=== Instructions for the task ===
Word for word, write the records out again, but omit each picture.

=== Listed records ===
————
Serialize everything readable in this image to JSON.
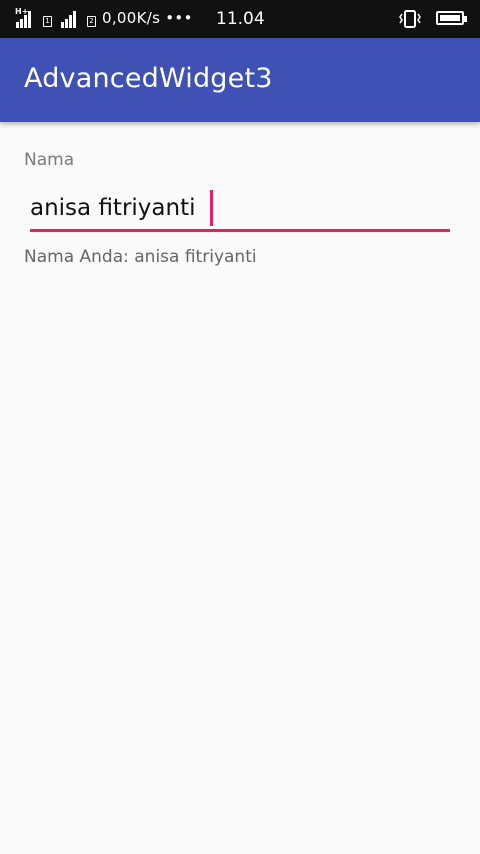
{
  "status_bar": {
    "network_badge": "H+",
    "sim1": "1",
    "sim2": "2",
    "speed": "0,00K/s •••",
    "time": "11.04"
  },
  "app_bar": {
    "title": "AdvancedWidget3"
  },
  "form": {
    "label": "Nama",
    "input_value": "anisa fitriyanti",
    "result": "Nama Anda: anisa fitriyanti"
  },
  "colors": {
    "status_bar_bg": "#111111",
    "app_bar_bg": "#3f51b5",
    "accent": "#e91e63",
    "page_bg": "#fafafa"
  },
  "icons": [
    "signal-icon",
    "sim-icon",
    "vibrate-icon",
    "battery-icon"
  ]
}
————
=== Exercise output ===
Serialize everything readable in this image to JSON.
{
  "status_bar": {
    "network_badge": "H+",
    "sim1": "1",
    "sim2": "2",
    "speed": "0,00K/s •••",
    "time": "11.04"
  },
  "app_bar": {
    "title": "AdvancedWidget3"
  },
  "form": {
    "label": "Nama",
    "input_value": "anisa fitriyanti",
    "result": "Nama Anda: anisa fitriyanti"
  },
  "colors": {
    "status_bar_bg": "#111111",
    "app_bar_bg": "#3f51b5",
    "accent": "#e91e63",
    "page_bg": "#fafafa"
  },
  "icons": [
    "signal-icon",
    "sim-icon",
    "vibrate-icon",
    "battery-icon"
  ]
}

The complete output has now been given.